For the universities involved, the Talented Athlete Lifestyle Support (TALS) qualification – which was developed in partnership with 1st4Sport – will be achieved by at least one practitioner, proving their expertise in managing the balance between sport and education.
Additionally, all Dual Career Accredited Centres are set to receive a toolkit of resources to help provide practical dual career support and bring together all parties who work with the athlete.
For student-athletes, the academic flexibility policies may mean they have the opportunity to access online notes or resources, have a choice of assignments, are able to arrange catch up sessions with lecturers, or even reschedule deadlines or exam dates in exceptional circumstances.
Meanwhile for the institutions, the recognition of becoming a TASS Dual Career Accredited Centre is expected to be beneficial by attracting a greater number of talented athletes and building connections with other local sporting institutions.
Sheffield Hallam is one of 30 established TASS Delivery Sites that currently deliver specialist services a select group of talented athletes each year and is one of the first higher education institutions to have their commitment approved by the university’s Vice Chancellor.
Their new status as a Dual Career Accredited Centre is an enhancement of the university’s existing partnership with TASS and signifies the additional commitments made to dual career support.
The university was selected to participate in a pilot for the Dual Career Accreditation Scheme and TASS expects a number of existing Delivery Sites to follow suit in the new academic year.
Sheffield Hallam’s Sam Thompson is a national-level volleyball athlete who is currently on the university’s Performance Athlete Support Programme, as well as having benefitted from TASS support in the past year.
The LLB Law with Criminology student explained how studying at a university that is equipped to deliver dual career support has helped him.
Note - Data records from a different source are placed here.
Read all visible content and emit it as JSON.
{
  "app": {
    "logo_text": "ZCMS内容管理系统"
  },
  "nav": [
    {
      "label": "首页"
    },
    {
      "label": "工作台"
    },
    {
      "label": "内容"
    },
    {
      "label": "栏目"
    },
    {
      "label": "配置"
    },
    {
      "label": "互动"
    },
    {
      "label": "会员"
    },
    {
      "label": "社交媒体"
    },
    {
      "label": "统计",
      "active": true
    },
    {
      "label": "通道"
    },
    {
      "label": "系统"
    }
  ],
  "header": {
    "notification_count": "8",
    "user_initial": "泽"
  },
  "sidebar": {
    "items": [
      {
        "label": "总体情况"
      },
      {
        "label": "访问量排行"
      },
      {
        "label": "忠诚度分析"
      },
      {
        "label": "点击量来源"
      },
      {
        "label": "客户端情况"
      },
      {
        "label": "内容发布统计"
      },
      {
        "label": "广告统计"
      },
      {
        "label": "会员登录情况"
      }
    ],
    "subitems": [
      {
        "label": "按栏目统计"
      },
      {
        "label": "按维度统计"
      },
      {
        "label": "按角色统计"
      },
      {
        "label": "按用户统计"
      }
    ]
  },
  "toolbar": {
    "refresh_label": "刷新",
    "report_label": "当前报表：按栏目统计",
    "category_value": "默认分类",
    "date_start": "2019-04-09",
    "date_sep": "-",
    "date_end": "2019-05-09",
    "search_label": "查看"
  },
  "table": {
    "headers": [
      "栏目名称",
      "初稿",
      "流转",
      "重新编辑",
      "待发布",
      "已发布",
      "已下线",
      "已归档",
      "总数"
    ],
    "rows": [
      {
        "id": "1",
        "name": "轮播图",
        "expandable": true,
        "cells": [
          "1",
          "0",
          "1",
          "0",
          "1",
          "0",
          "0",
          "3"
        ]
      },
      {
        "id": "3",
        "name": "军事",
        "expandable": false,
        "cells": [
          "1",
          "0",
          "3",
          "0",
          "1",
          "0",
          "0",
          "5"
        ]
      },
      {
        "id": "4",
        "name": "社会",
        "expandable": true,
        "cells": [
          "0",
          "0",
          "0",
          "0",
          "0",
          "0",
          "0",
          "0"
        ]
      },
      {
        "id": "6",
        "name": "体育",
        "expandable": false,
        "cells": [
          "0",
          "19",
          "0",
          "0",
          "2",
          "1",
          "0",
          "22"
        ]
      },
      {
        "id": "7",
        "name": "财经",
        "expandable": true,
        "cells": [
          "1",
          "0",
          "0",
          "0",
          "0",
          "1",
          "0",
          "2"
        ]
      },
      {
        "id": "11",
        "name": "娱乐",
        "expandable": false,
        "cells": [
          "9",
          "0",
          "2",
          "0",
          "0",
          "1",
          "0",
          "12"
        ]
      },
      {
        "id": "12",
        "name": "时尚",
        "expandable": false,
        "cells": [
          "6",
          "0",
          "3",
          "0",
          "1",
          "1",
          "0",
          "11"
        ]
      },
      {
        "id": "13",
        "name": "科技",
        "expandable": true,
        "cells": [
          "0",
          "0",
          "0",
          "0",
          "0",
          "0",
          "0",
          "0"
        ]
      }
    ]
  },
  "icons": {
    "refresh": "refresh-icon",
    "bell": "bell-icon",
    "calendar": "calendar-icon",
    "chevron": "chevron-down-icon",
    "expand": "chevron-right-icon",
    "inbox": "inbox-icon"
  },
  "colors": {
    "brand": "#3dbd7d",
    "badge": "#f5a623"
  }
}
He said:
“Balancing the high workload of my course and the busy volleyball training and S&C schedule has proven to be a challenge.
“When I have felt under pressure due to coursework deadlines, a demanding workload and high training volume, I requested an extension for some pieces of coursework.
“The athlete support team made this process easy as possible for me, which in turn helped to reduce pressure and stress of balancing the various commitments I have as a student athlete.
“I also believe that the reduced academic stress has enabled me to focus more on volleyball, allowing me to maintain competing and training at a high level.”
TASS National Director, Guy Taylor, said: “We’re delighted to be awarding TASS Dual Career Accreditation to the first colleges and universities to complete the commitment process.
“Dual career support is at the forefront of what TASS does and that’s why the Accreditation Scheme is so important for us in recognising those institutions who place precedence on their athletes’ education too.
“We hope that the academic flexibility policies put into place for the accreditation will begin to develop an effective and lasting dual career structure within each institution.
“Congratulations to the first four Dual Career Accredited Centres and we look forward to working alongside many more outstanding colleges and universities in the near future.”
Sport England’s Director of Sport, Phil Smith added:
“Our future sporting champions shouldn’t have to choose between getting an education and excelling at their sport, but they are at risk of dropping out of one of them if they don’t get the right support.
“Since 2004, over 6,000 athletes have been supported via the Sport England-funded TASS scheme, 98 of whom went on to compete at the Rio Olympics.
“We’re excited we can now offer education institutions the opportunity to become a TASS Dual Career Accredited Centre, so they can access training and resources to help provide practical dual career support for athletes.”